He is definitely more involved than Selina Kyle aka Catwoman (played by Zoë Kravitz, star of Fantastic Beasts: The Crimes of Grindelwald), and Lieutenant Gordon (he is yet to become the commissioner of GCPD) played by Jeffrey Wright. And he is certainly more involved than the movie’s main antagonist, The Riddler (played Paul Dano, star of Swiss Army Man) as, again, he should.
The movie just felt very well balanced. After all, this is a film about the hero and how he realizes he is the beacon of hope for the people of Gotham and he actually should act like one.
It is worthy to mention that there was more screentime of the crimefighter in his suit which, to me, is kind of the whole point of a Batman movie. Most importantly is, it has none of the board squabbles (thank you!).
And oh, can we just acknowledge the fact that Gotham City’s symbol of hope actually uses the detective skills he is most noted for and he was involved in the police work intimately like the good’ol Cape Crusader?
That said, the whole movie was more grounded than recent live-action Batman. And also, as Bruce Wayne, he does not zip around town in fancy exotic cars. Instead, he drives a 1963 split rear windscreen Corvette.
Speaking of cars, the other star of the show would be his Batmobile. Now, here’s the thing. Before I watched the movie. The new Batmobile is just another Batmobile. It is cool, sleek and all. But it is only after watching the movie that I felt the significance of this seemingly nondescript ride of choice of Batman (‘nondescript by modern-day Batman’s standard).
This has to be the most “normal-looking” Batmobile after Adam West’s. But do not let the look fool you. This is in fact a very angry ride. While we were treated to the work in progress Batmobile in the Batcave under the Wayne Manor a few times, its menacing presence is only felt in its crimefighting debut scene when the hero is in pursuit of Penguin (played by Colin Farrell).
The car chase scene was, like the entire movie, very grounded but yet it does not lack the adrenalin rush expected of any car chase scene. The car chase also highlighted how violent the young hero was.
Prior to that was the scene when the car was revealed to the Penguin with the “I am going to hunt you down” written all over it (figuratively speaking, that is). All Penguin sees was a silhouette of a car that was growling angrily with blue fire spitting out of the sides, and the back, in the dark alley, seemingly ready to pounce.
The menacing vehicle struck fear in Penguin who panicked and he took off leading the protagonist on a heart-pounding high-speed car chase. It was this pre-car chase scene that set the tone and rewrite what a Batmobile should be: it should strike fear in the bad guys which none of the Batmobile in previous movies did effectively.
The new Batmobile may not look as fancy as its predecessors and may not be loaded with gadgets but it is one tough machine, escaping a chain collision on the highway and launching itself through a raging inferno (by a stroke of luck, if I may add).

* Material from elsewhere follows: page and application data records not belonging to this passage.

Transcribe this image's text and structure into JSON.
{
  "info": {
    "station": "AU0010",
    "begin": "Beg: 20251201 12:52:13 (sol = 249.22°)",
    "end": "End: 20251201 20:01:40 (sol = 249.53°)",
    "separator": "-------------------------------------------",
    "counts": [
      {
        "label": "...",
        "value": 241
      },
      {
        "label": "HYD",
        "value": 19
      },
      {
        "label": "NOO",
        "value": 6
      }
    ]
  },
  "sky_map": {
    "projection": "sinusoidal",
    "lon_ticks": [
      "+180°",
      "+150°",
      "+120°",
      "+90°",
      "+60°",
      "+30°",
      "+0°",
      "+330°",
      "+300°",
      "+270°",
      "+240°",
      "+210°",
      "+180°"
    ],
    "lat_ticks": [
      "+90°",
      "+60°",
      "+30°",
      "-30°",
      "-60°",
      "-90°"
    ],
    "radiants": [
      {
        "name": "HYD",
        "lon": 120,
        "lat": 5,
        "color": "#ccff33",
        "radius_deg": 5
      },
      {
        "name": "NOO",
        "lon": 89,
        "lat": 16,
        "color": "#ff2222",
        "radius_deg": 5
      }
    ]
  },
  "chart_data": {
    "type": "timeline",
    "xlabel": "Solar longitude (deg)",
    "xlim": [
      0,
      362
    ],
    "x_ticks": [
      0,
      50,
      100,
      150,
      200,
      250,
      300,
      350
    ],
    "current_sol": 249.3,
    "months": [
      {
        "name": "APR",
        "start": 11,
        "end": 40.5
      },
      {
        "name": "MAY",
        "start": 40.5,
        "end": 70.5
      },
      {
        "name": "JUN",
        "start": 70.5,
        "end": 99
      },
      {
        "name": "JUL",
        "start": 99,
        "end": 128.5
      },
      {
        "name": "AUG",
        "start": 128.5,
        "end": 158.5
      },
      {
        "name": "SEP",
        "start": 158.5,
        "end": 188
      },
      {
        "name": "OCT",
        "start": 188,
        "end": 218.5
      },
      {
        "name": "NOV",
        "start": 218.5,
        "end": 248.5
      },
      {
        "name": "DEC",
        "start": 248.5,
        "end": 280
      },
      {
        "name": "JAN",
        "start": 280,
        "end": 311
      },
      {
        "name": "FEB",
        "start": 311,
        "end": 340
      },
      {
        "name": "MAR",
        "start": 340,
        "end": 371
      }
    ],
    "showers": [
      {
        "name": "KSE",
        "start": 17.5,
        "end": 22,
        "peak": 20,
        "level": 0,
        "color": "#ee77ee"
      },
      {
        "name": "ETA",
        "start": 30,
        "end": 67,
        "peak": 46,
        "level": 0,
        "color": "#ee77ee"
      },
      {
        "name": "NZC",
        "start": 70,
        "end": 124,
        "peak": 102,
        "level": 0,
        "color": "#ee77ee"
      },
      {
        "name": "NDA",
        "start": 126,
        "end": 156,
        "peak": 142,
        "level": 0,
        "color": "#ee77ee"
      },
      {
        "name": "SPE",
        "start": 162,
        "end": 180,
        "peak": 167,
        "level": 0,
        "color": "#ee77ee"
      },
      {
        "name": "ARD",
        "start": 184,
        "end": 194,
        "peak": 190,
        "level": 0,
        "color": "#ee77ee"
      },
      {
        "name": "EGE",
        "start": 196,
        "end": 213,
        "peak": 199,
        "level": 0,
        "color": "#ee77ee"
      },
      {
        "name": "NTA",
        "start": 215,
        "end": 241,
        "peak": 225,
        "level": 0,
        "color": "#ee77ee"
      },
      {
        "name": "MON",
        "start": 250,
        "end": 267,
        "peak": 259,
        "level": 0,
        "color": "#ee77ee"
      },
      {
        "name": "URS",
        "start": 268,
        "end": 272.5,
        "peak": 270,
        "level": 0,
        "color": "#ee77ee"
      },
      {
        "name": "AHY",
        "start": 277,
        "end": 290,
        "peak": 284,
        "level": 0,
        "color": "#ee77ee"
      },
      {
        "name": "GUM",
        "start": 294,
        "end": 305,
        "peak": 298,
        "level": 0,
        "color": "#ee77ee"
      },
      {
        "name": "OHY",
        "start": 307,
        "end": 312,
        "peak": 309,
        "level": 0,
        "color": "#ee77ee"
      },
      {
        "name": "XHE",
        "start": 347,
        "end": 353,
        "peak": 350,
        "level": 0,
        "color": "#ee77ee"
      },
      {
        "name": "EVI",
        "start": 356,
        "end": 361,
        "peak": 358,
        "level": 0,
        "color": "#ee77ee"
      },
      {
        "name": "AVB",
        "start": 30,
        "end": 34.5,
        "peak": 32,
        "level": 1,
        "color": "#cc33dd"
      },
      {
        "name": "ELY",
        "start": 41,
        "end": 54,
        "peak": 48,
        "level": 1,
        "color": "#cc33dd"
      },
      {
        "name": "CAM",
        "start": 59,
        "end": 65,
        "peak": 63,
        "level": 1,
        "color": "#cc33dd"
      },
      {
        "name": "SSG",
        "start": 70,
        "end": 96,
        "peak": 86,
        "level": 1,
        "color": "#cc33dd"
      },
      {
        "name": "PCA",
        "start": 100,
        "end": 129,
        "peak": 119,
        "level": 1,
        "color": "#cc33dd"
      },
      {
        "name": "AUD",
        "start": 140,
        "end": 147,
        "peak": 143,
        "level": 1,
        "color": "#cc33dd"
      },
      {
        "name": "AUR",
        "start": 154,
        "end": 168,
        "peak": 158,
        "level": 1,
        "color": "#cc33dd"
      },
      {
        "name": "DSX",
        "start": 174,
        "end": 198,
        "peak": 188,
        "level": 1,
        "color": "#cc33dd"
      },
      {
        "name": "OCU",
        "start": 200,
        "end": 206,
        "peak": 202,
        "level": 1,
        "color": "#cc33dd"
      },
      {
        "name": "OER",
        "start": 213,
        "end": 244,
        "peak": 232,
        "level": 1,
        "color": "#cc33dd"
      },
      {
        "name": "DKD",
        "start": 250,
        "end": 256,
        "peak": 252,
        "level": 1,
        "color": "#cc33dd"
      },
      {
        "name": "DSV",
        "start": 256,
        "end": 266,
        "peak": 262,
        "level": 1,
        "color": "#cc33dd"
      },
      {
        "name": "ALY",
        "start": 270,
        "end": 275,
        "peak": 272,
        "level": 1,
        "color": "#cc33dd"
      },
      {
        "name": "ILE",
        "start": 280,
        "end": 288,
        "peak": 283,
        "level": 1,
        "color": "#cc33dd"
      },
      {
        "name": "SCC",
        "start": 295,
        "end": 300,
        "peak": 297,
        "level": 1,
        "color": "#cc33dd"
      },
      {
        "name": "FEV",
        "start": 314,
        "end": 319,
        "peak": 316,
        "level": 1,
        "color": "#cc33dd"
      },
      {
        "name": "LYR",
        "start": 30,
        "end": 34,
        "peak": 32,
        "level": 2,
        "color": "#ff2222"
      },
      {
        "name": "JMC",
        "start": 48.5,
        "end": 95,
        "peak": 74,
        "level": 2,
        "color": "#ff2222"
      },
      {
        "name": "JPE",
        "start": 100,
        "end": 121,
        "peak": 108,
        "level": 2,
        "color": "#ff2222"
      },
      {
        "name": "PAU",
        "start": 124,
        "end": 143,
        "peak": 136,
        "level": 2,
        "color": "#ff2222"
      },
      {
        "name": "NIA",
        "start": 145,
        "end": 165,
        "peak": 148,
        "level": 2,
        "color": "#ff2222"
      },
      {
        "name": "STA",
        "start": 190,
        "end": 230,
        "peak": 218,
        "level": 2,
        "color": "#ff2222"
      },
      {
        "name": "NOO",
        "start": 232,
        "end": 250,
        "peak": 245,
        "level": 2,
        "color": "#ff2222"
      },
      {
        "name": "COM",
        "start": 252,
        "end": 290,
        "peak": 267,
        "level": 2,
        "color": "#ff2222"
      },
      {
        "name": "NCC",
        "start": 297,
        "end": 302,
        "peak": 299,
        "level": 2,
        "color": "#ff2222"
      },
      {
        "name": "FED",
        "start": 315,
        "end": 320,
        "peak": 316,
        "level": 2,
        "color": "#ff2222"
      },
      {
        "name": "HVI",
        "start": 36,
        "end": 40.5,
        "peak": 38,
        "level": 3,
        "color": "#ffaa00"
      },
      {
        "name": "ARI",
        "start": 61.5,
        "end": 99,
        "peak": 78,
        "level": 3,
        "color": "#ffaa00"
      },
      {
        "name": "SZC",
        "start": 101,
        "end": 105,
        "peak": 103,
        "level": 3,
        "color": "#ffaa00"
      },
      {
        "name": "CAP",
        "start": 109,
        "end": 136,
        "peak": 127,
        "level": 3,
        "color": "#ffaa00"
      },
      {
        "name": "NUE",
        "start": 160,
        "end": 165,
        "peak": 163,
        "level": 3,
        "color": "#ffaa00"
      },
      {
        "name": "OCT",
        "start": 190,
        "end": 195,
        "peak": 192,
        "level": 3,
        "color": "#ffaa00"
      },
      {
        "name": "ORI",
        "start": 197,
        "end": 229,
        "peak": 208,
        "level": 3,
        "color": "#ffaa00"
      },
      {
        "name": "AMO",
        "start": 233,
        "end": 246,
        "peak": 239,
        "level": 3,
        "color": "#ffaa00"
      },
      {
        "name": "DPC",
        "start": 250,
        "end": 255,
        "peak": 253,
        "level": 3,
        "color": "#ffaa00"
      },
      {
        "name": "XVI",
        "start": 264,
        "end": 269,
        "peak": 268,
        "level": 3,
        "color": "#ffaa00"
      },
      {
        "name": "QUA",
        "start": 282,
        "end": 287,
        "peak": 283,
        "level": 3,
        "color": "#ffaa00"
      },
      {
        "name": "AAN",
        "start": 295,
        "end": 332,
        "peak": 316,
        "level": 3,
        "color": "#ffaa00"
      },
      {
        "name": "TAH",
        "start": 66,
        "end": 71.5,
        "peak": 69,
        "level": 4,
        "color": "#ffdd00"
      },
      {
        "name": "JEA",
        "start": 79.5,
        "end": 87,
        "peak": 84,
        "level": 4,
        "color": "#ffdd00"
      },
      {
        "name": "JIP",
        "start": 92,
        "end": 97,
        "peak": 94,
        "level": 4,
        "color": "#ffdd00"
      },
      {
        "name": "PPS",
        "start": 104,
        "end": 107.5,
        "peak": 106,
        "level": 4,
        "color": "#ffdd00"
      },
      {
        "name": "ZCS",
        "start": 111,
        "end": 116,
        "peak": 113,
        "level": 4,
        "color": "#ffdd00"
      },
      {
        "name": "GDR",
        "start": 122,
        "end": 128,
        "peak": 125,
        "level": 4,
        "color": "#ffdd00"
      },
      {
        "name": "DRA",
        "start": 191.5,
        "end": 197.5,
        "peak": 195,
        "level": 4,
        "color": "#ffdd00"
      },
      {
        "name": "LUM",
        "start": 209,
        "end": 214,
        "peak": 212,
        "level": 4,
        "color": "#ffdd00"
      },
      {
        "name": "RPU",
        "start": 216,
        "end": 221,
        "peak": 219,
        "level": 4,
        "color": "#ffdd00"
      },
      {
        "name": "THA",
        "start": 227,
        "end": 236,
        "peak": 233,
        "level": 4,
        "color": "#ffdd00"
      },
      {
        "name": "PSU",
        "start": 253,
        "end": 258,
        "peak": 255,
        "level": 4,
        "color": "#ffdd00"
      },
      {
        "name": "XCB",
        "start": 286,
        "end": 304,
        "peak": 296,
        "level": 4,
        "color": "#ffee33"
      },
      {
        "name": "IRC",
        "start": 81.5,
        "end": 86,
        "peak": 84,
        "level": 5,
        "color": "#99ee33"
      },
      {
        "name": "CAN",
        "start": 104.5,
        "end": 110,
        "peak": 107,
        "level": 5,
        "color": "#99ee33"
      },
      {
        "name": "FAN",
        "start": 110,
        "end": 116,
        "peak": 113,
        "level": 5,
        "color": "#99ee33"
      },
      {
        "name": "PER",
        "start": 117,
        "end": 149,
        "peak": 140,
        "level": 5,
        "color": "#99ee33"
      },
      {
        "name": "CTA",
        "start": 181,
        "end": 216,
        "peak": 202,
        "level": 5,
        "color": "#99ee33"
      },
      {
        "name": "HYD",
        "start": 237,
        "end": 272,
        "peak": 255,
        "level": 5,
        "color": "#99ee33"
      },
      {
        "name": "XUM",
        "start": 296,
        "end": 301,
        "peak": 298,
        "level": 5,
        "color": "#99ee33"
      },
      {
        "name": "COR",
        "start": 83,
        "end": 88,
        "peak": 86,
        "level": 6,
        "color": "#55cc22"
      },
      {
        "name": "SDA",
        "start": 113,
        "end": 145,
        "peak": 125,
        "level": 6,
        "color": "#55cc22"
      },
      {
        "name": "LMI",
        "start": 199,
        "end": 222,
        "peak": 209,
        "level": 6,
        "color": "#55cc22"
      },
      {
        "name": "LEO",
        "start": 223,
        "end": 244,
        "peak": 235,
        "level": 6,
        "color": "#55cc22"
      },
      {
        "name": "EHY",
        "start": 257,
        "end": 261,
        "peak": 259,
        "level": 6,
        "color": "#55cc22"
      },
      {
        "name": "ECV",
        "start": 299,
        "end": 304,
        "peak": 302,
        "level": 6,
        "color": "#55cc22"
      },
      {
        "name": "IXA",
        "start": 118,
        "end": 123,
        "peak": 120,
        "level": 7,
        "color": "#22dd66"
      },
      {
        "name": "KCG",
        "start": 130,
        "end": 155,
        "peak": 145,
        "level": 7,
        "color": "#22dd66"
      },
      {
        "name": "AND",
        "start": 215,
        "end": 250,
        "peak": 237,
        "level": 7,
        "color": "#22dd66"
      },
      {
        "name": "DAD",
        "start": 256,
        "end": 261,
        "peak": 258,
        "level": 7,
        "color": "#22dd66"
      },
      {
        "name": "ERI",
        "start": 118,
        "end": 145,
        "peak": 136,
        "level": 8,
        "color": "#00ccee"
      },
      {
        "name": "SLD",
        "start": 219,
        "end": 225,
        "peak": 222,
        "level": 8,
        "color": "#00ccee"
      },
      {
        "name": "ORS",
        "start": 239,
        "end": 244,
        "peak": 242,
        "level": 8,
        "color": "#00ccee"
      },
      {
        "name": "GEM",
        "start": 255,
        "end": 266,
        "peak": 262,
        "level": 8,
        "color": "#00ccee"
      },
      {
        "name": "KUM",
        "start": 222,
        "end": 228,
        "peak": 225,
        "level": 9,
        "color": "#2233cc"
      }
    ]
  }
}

The man and machine together instill fear in Oswald like a cold-blooded killer do in a horror movie. It was unlike anything I have seen before in any Batman movies.
The moment when the crimefighter stepped out of the machine, the slow-walked towards Penguin’s car which had turned turtle after being rear-ended by the Batmobile, against the inferno in the background. The scene was even more imposing when combined with the haunting The Batman theme soundtrack by Michael Giacchino. Absolutely brilliant.
But that is not to say there is nothing I don’t like about the movie. I can pick up a few things that I thought could have done better. It includes better fight scene choreography, especially with Catwoman (who is less than convincing in general) and her headgear. Then again, the moviemaker is probably trying to convey the DIY nature of the costume. And maybe a little less rain, perhaps? Just saying…
If you ask me, The Batman is perhaps the best Batman movie in recent times and so is the Batmobile. It is definitely worth the watch if you haven’t already. The Batman is screening in theaters nationwide.
Images: Warner Bros.